On a continent full of political ferment, Chile enjoys economic stability. The pencil-thin country at the bottom of the world has doubled its Gross Domestic Product, and cut in half its poverty rate with policies that its neighbors increasingly question: aggressive free trade and huge foreign investment.
That current good fortune is also a legacy of a darker past, a past that came full circle with the inauguration of Socialist President Michelle Bachelet earlier this year.
Bachelet, who was once imprisoned by dictator Augusto Pinochet, now occupies Pinochet's old office.
Pinochet has faded from the public scene. At age 90 and in ill health, the former strongman is under house arrest, facing charges of homicide and kidnapping related to his rule, which began in 1973 with a military coup.
But the memory of his regime is still very much alive. More than 3,000 people were either executed or simply "disappeared." An estimated 28,000 others were victims of torture under an iron-fisted regime that lasted 17 years.
Many were taken to Santiago's infamous Grimaldi Villa. Michelle Bachelet, then a young student, and her mother were among them. The former prison is now a memorial honoring the people executed there -- and the more than 200 who were simply never seen again. A granite wall on the grounds bears the victims' names.
"It causes great pain to see these names," says Margarita Romero, whose sister was detained at Grimaldi Villa. "They were made to disappear for a political vision. Today in Chile, we still don't know what happened to many of these people -- and many guilty walk free."
But that brutal dictatorship also laid the foundation for Chile's remarkable growth. Pinochet forced open the economy under the guiding hand of a group known as the "Chicago Boys," disciples of Milton Friedman, a free-market advocate and University of Chicago economist.
"And the model was imposed in the most ruthless imaginable way," says analyst Raul Sohr. "Eventually, it did work, and it does work ... Ever since Chile returned to democracy, a number of free-trade agreements have been signed. Exports have grown exponentially. Last year was the best year in Chilean economic history," Sohr says.
The one thing that has not changed in Chile's transition from dictatorship to democracy is the gap between rich and poor. The richest 20 percent still earns 14 times what the poorest 20 percent does.
Exports of copper, wine, fruit and salmon are fueling economic growth. And everything from water to prisons to highways has been privatized. But the country's devotion to privatization has produced essentially two Chiles, according to analysts. There are hospitals for the rich which are world class, they say, and hospitals for the poor which provide only minimal care.
Anger about the disparity in education spilled over this past June. More than one million high school students took to the streets to protest Chile's Pinochet-era education system. Pinochet's last official act was to release free-market forces on education, which has effectively created a two-tiered system.

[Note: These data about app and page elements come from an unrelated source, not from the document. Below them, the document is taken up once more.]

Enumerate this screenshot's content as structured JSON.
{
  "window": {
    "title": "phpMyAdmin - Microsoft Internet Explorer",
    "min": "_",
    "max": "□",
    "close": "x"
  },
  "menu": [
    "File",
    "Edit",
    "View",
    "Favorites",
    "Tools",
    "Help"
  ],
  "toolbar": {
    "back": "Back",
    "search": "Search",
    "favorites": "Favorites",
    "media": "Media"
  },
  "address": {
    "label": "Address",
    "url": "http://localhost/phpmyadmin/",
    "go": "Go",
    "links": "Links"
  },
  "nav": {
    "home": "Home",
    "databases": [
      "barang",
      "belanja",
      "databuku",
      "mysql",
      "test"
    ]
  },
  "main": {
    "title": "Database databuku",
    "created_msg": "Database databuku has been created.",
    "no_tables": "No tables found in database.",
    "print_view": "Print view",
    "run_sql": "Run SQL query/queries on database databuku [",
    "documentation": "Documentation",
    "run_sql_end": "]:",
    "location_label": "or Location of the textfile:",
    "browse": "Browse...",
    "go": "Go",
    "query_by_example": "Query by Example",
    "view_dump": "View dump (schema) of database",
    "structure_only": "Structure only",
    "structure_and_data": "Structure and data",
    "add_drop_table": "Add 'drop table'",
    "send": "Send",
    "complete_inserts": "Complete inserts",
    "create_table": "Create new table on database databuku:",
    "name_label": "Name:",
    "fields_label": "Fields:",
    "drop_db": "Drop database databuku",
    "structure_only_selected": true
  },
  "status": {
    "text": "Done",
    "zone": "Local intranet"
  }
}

The students demanded repairs for dilapidated schools and free lunch for poor students. Bachelet, eager to be seen as the "human face" of Chile's development, earmarked $135 million more for education, ending the protests.
"She expresses this need for more affection within the society," economist Phillip Larrain says. "It's not just productivity and growth, it's also support for the weakest." But even some who support Bachelet are disillusioned with the country's free-market model, denouncing it as "neo-liberalism."
"You can never forget that the neo-liberal system wants you to stop thinking about your rights," says social worker Solidad Puebla. "It's not about rights -- it's about consuming. It's about work, work, work."
Bolivian President Evo Morales offered his economic alternative to thousands of Chilean leftists at a rally in Santiago last spring. To ringing applause, he decried unbridled free trade and declared that Bolivia would assert greater control over its natural resources.
But Washington, D.C., and Wall Street believe that Michelle Bachelet's mix of free trade, foreign investment and social spending is the best answer to Morales and his mentor, Venezuela's Hugo Chavez.
Chile's growth, however, is bittersweet: free market reforms inherited from a dictator. In speaking of confronting the past, Bachelet’s predecessor, President Ricardo Lagos, said: "There can be no tomorrow without a yesterday." What holds true for Chile's political reconciliation would seem to hold true for its economic success.